Trump Jr. is also likely to be of interest to investigators interested in the extent of the Trump family's investments and exposure in Russia before the campaign.
The President has repeatedly denied having any business interests in Russia.
"For the record, I have ZERO investments in Russia," he tweeted for example in July 2016, and then reiterated that point again at a news conference the following day, telling reporters "I have nothing to do with Russia."
But the appearance by Donald Trump Jr. on Capitol Hill is not the only significant, recent development in the Russia probes -- related to the President's past business ventures.
Last week, it emerged that Trump's attorney reached out to the Kremlin for help in building a Trump Tower in Moscow well into Trump's presidential campaign.
Trump's personal attorney, Michael Cohen, has told CNN that he emailed a top aide of Russian President Vladimir Putin, Kremlin spokesman Dmitry Peskov, about the proposed building, saying the message "went unanswered" and "was solely regarding a real estate deal and nothing more." Cohen also said he contacted Peskov after it was suggested that the proposal would require approval by the Russian government, but that approval was never provided.
Cohen added that he discussed the proposal with Trump three times, saying he "never considered asking Mr. Trump to travel to Russia in connection with this proposal" and did not brief on him on his decision to terminate the development.
The top Democrat on the House Intelligence Committee, Adam Schiff told CNN's Wolf Blitzer on Wednesday that the disclosures raised "additional concerns:"
"Now we know that the Trump organization was pursuing business in Russia, business that would effectively have to be approved by Putin.
"At the same time, the campaign was taking a pro-Russia, pro-Putin policy. Was this being guided by their financial interests?
"And why did the President make false statements about his financial interests in doing business in Russia at a time when he was pursuing that?" he said.
Much is unknown about Mueller's probe.

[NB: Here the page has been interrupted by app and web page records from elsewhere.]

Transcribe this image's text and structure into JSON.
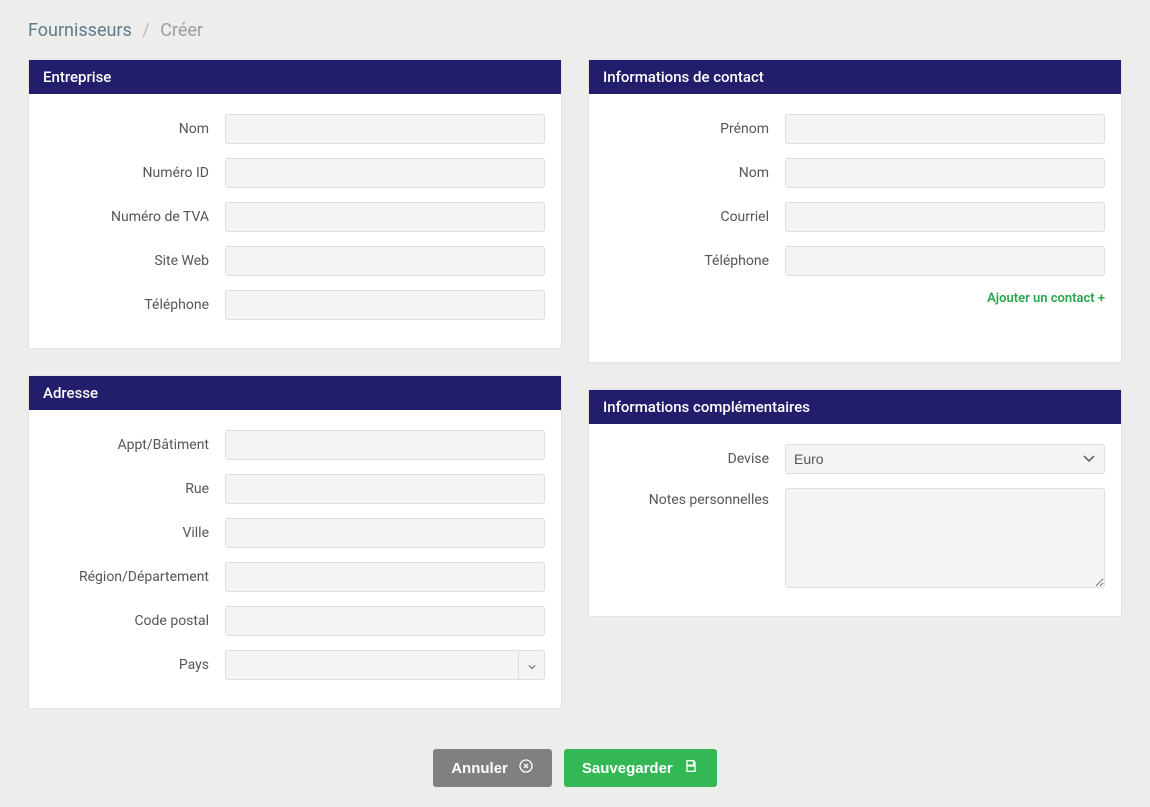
{
  "breadcrumb": {
    "parent": "Fournisseurs",
    "current": "Créer"
  },
  "panels": {
    "company": {
      "title": "Entreprise",
      "fields": {
        "name_label": "Nom",
        "id_label": "Numéro ID",
        "vat_label": "Numéro de TVA",
        "website_label": "Site Web",
        "phone_label": "Téléphone"
      },
      "values": {
        "name": "",
        "id": "",
        "vat": "",
        "website": "",
        "phone": ""
      }
    },
    "contact": {
      "title": "Informations de contact",
      "fields": {
        "firstname_label": "Prénom",
        "lastname_label": "Nom",
        "email_label": "Courriel",
        "phone_label": "Téléphone"
      },
      "values": {
        "firstname": "",
        "lastname": "",
        "email": "",
        "phone": ""
      },
      "add_link": "Ajouter un contact +"
    },
    "address": {
      "title": "Adresse",
      "fields": {
        "apt_label": "Appt/Bâtiment",
        "street_label": "Rue",
        "city_label": "Ville",
        "region_label": "Région/Département",
        "postal_label": "Code postal",
        "country_label": "Pays"
      },
      "values": {
        "apt": "",
        "street": "",
        "city": "",
        "region": "",
        "postal": "",
        "country": ""
      }
    },
    "extra": {
      "title": "Informations complémentaires",
      "fields": {
        "currency_label": "Devise",
        "notes_label": "Notes personnelles"
      },
      "values": {
        "currency": "Euro",
        "notes": ""
      },
      "currency_options": [
        "Euro"
      ]
    }
  },
  "actions": {
    "cancel": "Annuler",
    "save": "Sauvegarder"
  }
}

But the latest developments suggest the special counsel is mounting a serious investigation into whether Trump obstructed justice that could have grave implications for his presidency.
While much of America was fixated on the aftermath of Hurricane Harvey late last week, The New York Times reported that Mueller had a draft of a letter that explains reasons why he planned to fire Comey.
The contents of the letter have not been revealed. But the paper said it met with opposition from White House counsel Don McGahn, who saw its contents as "problematic."
And in yet another development, The Wall Street Journal first reported that Trump's lawyers filed memos with Mueller arguing that the President was simply exercising constitutional powers in firing Comey.
The-CNN-Wire™ & © 2017 Cable News Network, Inc., a Time Warner Company. All rights reserved.